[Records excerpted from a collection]
-=-=-=-=-
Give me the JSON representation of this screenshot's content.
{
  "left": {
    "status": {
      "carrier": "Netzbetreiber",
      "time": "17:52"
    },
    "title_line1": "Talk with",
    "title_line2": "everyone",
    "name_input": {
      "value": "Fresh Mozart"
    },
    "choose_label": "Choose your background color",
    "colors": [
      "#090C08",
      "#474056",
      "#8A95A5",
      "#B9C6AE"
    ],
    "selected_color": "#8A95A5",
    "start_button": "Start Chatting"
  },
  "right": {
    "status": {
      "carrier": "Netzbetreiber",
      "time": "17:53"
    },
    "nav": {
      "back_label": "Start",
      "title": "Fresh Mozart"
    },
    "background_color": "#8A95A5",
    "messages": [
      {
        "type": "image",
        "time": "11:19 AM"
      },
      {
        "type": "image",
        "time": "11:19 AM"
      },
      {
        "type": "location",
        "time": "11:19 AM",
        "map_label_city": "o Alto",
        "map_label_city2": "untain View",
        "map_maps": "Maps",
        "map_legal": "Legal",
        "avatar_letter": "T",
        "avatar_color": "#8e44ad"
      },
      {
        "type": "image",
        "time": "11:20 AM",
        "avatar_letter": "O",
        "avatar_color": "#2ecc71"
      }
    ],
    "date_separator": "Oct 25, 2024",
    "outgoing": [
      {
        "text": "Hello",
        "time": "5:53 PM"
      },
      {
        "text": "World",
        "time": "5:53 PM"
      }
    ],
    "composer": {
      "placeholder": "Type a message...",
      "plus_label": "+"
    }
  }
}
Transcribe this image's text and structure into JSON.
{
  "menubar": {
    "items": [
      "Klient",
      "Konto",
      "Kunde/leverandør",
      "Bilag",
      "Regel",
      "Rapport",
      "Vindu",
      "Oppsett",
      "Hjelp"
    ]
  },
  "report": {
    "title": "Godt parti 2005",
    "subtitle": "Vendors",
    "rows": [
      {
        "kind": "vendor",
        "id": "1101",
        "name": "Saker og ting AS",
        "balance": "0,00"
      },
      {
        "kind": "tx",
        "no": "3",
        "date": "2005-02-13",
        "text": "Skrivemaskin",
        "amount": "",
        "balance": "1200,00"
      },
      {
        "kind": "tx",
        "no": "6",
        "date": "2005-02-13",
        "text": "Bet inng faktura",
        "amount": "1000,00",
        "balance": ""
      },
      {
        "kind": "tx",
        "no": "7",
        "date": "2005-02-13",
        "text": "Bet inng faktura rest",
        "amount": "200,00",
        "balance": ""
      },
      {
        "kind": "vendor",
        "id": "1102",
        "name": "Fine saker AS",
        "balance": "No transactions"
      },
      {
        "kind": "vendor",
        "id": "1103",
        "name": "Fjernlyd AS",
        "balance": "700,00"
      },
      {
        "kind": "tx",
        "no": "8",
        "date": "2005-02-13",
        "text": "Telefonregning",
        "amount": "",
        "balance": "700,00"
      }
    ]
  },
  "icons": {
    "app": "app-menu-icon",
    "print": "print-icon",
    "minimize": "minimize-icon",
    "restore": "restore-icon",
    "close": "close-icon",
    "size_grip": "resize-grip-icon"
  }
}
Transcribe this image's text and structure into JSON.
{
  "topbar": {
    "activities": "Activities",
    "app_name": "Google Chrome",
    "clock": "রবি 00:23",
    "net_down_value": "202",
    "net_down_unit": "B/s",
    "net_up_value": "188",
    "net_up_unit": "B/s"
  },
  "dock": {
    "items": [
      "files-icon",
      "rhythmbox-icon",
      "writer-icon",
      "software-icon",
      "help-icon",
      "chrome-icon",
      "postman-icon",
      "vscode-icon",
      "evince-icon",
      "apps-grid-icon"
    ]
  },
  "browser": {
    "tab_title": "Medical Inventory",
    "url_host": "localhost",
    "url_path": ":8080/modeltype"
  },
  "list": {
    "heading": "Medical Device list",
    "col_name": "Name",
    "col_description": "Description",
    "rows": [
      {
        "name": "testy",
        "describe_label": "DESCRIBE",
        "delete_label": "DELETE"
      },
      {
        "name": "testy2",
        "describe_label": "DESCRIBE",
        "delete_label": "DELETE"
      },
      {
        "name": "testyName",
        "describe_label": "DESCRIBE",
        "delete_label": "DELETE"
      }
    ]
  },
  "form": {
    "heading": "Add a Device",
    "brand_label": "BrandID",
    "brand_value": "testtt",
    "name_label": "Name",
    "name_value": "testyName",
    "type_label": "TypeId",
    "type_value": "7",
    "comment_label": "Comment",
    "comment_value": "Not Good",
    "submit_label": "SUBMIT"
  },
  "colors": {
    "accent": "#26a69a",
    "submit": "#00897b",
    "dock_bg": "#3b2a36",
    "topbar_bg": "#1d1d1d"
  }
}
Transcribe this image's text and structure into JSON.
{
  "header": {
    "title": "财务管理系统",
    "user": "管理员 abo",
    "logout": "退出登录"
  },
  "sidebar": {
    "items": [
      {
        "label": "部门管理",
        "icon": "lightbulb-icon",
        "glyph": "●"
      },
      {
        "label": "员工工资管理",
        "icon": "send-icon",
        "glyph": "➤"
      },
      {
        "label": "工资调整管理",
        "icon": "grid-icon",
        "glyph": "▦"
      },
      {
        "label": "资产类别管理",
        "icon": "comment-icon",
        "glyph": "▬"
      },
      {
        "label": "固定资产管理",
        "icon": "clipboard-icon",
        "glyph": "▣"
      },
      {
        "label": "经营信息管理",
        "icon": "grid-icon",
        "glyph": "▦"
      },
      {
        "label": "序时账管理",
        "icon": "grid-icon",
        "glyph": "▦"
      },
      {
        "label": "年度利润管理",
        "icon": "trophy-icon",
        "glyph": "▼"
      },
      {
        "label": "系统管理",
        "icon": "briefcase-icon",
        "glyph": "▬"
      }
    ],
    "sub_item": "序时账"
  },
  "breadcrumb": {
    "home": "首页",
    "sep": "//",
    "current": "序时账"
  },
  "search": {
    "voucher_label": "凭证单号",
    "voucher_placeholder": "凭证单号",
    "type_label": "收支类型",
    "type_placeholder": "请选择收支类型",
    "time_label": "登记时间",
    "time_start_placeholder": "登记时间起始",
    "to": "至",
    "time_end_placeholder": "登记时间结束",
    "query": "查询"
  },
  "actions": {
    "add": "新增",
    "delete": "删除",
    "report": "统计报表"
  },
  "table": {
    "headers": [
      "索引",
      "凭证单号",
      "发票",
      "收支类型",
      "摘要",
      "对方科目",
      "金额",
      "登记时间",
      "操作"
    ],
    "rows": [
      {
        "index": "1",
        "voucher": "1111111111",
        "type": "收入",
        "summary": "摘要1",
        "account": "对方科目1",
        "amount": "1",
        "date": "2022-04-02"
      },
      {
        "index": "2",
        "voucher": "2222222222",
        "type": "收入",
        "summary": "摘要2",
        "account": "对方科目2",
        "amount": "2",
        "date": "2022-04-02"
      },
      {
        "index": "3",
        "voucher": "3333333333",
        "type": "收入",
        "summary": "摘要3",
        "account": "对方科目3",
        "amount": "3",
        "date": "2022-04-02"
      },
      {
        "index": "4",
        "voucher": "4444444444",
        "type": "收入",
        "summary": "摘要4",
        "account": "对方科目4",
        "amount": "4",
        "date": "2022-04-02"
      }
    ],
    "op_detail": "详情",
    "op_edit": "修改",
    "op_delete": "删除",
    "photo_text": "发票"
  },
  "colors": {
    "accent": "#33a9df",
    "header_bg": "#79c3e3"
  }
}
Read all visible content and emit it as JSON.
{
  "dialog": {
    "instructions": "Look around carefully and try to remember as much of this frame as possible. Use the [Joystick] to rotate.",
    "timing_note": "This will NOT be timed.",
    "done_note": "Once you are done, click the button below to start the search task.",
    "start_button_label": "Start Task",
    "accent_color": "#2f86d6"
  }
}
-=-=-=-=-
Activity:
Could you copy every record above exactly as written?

Result:
Give me the JSON representation of this screenshot's content.
{
  "left": {
    "status": {
      "carrier": "Netzbetreiber",
      "time": "17:52"
    },
    "title_line1": "Talk with",
    "title_line2": "everyone",
    "name_input": {
      "value": "Fresh Mozart"
    },
    "choose_label": "Choose your background color",
    "colors": [
      "#090C08",
      "#474056",
      "#8A95A5",
      "#B9C6AE"
    ],
    "selected_color": "#8A95A5",
    "start_button": "Start Chatting"
  },
  "right": {
    "status": {
      "carrier": "Netzbetreiber",
      "time": "17:53"
    },
    "nav": {
      "back_label": "Start",
      "title": "Fresh Mozart"
    },
    "background_color": "#8A95A5",
    "messages": [
      {
        "type": "image",
        "time": "11:19 AM"
      },
      {
        "type": "image",
        "time": "11:19 AM"
      },
      {
        "type": "location",
        "time": "11:19 AM",
        "map_label_city": "o Alto",
        "map_label_city2": "untain View",
        "map_maps": "Maps",
        "map_legal": "Legal",
        "avatar_letter": "T",
        "avatar_color": "#8e44ad"
      },
      {
        "type": "image",
        "time": "11:20 AM",
        "avatar_letter": "O",
        "avatar_color": "#2ecc71"
      }
    ],
    "date_separator": "Oct 25, 2024",
    "outgoing": [
      {
        "text": "Hello",
        "time": "5:53 PM"
      },
      {
        "text": "World",
        "time": "5:53 PM"
      }
    ],
    "composer": {
      "placeholder": "Type a message...",
      "plus_label": "+"
    }
  }
}
Transcribe this image's text and structure into JSON.
{
  "menubar": {
    "items": [
      "Klient",
      "Konto",
      "Kunde/leverandør",
      "Bilag",
      "Regel",
      "Rapport",
      "Vindu",
      "Oppsett",
      "Hjelp"
    ]
  },
  "report": {
    "title": "Godt parti 2005",
    "subtitle": "Vendors",
    "rows": [
      {
        "kind": "vendor",
        "id": "1101",
        "name": "Saker og ting AS",
        "balance": "0,00"
      },
      {
        "kind": "tx",
        "no": "3",
        "date": "2005-02-13",
        "text": "Skrivemaskin",
        "amount": "",
        "balance": "1200,00"
      },
      {
        "kind": "tx",
        "no": "6",
        "date": "2005-02-13",
        "text": "Bet inng faktura",
        "amount": "1000,00",
        "balance": ""
      },
      {
        "kind": "tx",
        "no": "7",
        "date": "2005-02-13",
        "text": "Bet inng faktura rest",
        "amount": "200,00",
        "balance": ""
      },
      {
        "kind": "vendor",
        "id": "1102",
        "name": "Fine saker AS",
        "balance": "No transactions"
      },
      {
        "kind": "vendor",
        "id": "1103",
        "name": "Fjernlyd AS",
        "balance": "700,00"
      },
      {
        "kind": "tx",
        "no": "8",
        "date": "2005-02-13",
        "text": "Telefonregning",
        "amount": "",
        "balance": "700,00"
      }
    ]
  },
  "icons": {
    "app": "app-menu-icon",
    "print": "print-icon",
    "minimize": "minimize-icon",
    "restore": "restore-icon",
    "close": "close-icon",
    "size_grip": "resize-grip-icon"
  }
}
Transcribe this image's text and structure into JSON.
{
  "topbar": {
    "activities": "Activities",
    "app_name": "Google Chrome",
    "clock": "রবি 00:23",
    "net_down_value": "202",
    "net_down_unit": "B/s",
    "net_up_value": "188",
    "net_up_unit": "B/s"
  },
  "dock": {
    "items": [
      "files-icon",
      "rhythmbox-icon",
      "writer-icon",
      "software-icon",
      "help-icon",
      "chrome-icon",
      "postman-icon",
      "vscode-icon",
      "evince-icon",
      "apps-grid-icon"
    ]
  },
  "browser": {
    "tab_title": "Medical Inventory",
    "url_host": "localhost",
    "url_path": ":8080/modeltype"
  },
  "list": {
    "heading": "Medical Device list",
    "col_name": "Name",
    "col_description": "Description",
    "rows": [
      {
        "name": "testy",
        "describe_label": "DESCRIBE",
        "delete_label": "DELETE"
      },
      {
        "name": "testy2",
        "describe_label": "DESCRIBE",
        "delete_label": "DELETE"
      },
      {
        "name": "testyName",
        "describe_label": "DESCRIBE",
        "delete_label": "DELETE"
      }
    ]
  },
  "form": {
    "heading": "Add a Device",
    "brand_label": "BrandID",
    "brand_value": "testtt",
    "name_label": "Name",
    "name_value": "testyName",
    "type_label": "TypeId",
    "type_value": "7",
    "comment_label": "Comment",
    "comment_value": "Not Good",
    "submit_label": "SUBMIT"
  },
  "colors": {
    "accent": "#26a69a",
    "submit": "#00897b",
    "dock_bg": "#3b2a36",
    "topbar_bg": "#1d1d1d"
  }
}
Transcribe this image's text and structure into JSON.
{
  "header": {
    "title": "财务管理系统",
    "user": "管理员 abo",
    "logout": "退出登录"
  },
  "sidebar": {
    "items": [
      {
        "label": "部门管理",
        "icon": "lightbulb-icon",
        "glyph": "●"
      },
      {
        "label": "员工工资管理",
        "icon": "send-icon",
        "glyph": "➤"
      },
      {
        "label": "工资调整管理",
        "icon": "grid-icon",
        "glyph": "▦"
      },
      {
        "label": "资产类别管理",
        "icon": "comment-icon",
        "glyph": "▬"
      },
      {
        "label": "固定资产管理",
        "icon": "clipboard-icon",
        "glyph": "▣"
      },
      {
        "label": "经营信息管理",
        "icon": "grid-icon",
        "glyph": "▦"
      },
      {
        "label": "序时账管理",
        "icon": "grid-icon",
        "glyph": "▦"
      },
      {
        "label": "年度利润管理",
        "icon": "trophy-icon",
        "glyph": "▼"
      },
      {
        "label": "系统管理",
        "icon": "briefcase-icon",
        "glyph": "▬"
      }
    ],
    "sub_item": "序时账"
  },
  "breadcrumb": {
    "home": "首页",
    "sep": "//",
    "current": "序时账"
  },
  "search": {
    "voucher_label": "凭证单号",
    "voucher_placeholder": "凭证单号",
    "type_label": "收支类型",
    "type_placeholder": "请选择收支类型",
    "time_label": "登记时间",
    "time_start_placeholder": "登记时间起始",
    "to": "至",
    "time_end_placeholder": "登记时间结束",
    "query": "查询"
  },
  "actions": {
    "add": "新增",
    "delete": "删除",
    "report": "统计报表"
  },
  "table": {
    "headers": [
      "索引",
      "凭证单号",
      "发票",
      "收支类型",
      "摘要",
      "对方科目",
      "金额",
      "登记时间",
      "操作"
    ],
    "rows": [
      {
        "index": "1",
        "voucher": "1111111111",
        "type": "收入",
        "summary": "摘要1",
        "account": "对方科目1",
        "amount": "1",
        "date": "2022-04-02"
      },
      {
        "index": "2",
        "voucher": "2222222222",
        "type": "收入",
        "summary": "摘要2",
        "account": "对方科目2",
        "amount": "2",
        "date": "2022-04-02"
      },
      {
        "index": "3",
        "voucher": "3333333333",
        "type": "收入",
        "summary": "摘要3",
        "account": "对方科目3",
        "amount": "3",
        "date": "2022-04-02"
      },
      {
        "index": "4",
        "voucher": "4444444444",
        "type": "收入",
        "summary": "摘要4",
        "account": "对方科目4",
        "amount": "4",
        "date": "2022-04-02"
      }
    ],
    "op_detail": "详情",
    "op_edit": "修改",
    "op_delete": "删除",
    "photo_text": "发票"
  },
  "colors": {
    "accent": "#33a9df",
    "header_bg": "#79c3e3"
  }
}
Read all visible content and emit it as JSON.
{
  "dialog": {
    "instructions": "Look around carefully and try to remember as much of this frame as possible. Use the [Joystick] to rotate.",
    "timing_note": "This will NOT be timed.",
    "done_note": "Once you are done, click the button below to start the search task.",
    "start_button_label": "Start Task",
    "accent_color": "#2f86d6"
  }
}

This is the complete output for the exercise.